» **Problem**: Within the records, which lines hold the string "title"? Report each one by copying it.

*** Opening Exercise materials ***

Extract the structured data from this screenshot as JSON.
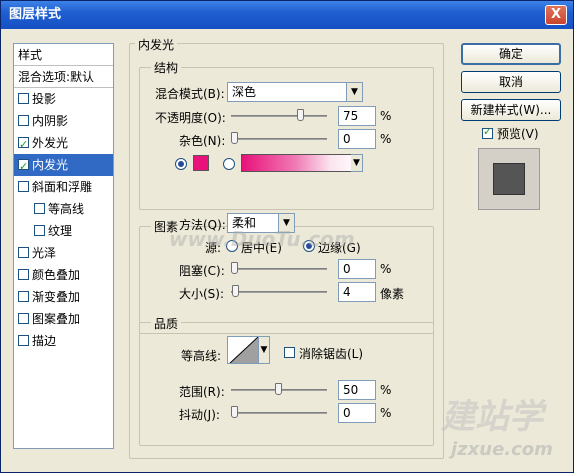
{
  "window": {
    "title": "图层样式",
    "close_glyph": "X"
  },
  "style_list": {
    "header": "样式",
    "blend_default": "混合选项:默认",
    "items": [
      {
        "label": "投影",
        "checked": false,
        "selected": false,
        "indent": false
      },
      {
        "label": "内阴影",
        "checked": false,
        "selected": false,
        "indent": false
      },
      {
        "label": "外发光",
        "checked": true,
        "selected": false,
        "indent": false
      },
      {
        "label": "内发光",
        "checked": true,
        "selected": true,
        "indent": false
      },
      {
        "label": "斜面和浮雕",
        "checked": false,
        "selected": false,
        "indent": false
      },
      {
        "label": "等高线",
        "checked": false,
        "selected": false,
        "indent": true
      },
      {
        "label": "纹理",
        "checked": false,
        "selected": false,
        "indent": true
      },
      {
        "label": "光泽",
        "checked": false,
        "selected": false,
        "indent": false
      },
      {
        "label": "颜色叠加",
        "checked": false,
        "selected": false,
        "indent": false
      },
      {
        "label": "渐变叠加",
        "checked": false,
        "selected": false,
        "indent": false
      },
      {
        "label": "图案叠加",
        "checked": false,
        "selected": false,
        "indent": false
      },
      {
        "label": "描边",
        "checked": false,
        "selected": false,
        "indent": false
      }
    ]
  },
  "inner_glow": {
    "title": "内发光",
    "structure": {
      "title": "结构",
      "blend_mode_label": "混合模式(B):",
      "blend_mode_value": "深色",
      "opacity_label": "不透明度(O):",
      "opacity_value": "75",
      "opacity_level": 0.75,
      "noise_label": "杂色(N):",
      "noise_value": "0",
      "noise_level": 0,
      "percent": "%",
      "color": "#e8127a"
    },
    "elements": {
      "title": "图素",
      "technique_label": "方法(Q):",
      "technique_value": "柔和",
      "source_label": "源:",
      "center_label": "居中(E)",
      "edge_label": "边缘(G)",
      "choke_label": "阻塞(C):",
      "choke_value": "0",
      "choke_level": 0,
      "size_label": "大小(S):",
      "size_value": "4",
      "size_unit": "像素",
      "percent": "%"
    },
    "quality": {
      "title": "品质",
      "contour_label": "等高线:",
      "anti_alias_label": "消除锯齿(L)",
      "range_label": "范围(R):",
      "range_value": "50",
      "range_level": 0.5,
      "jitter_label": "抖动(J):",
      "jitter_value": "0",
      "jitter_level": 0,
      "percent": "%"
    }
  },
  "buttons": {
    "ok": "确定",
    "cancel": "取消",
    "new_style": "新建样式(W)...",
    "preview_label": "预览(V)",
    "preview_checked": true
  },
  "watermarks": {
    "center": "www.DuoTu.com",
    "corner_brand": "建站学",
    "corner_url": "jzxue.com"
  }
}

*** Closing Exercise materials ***

» **Task response**:
    "title": "图层样式",
    "title": "内发光",
      "title": "结构",
      "title": "图素",
      "title": "品质",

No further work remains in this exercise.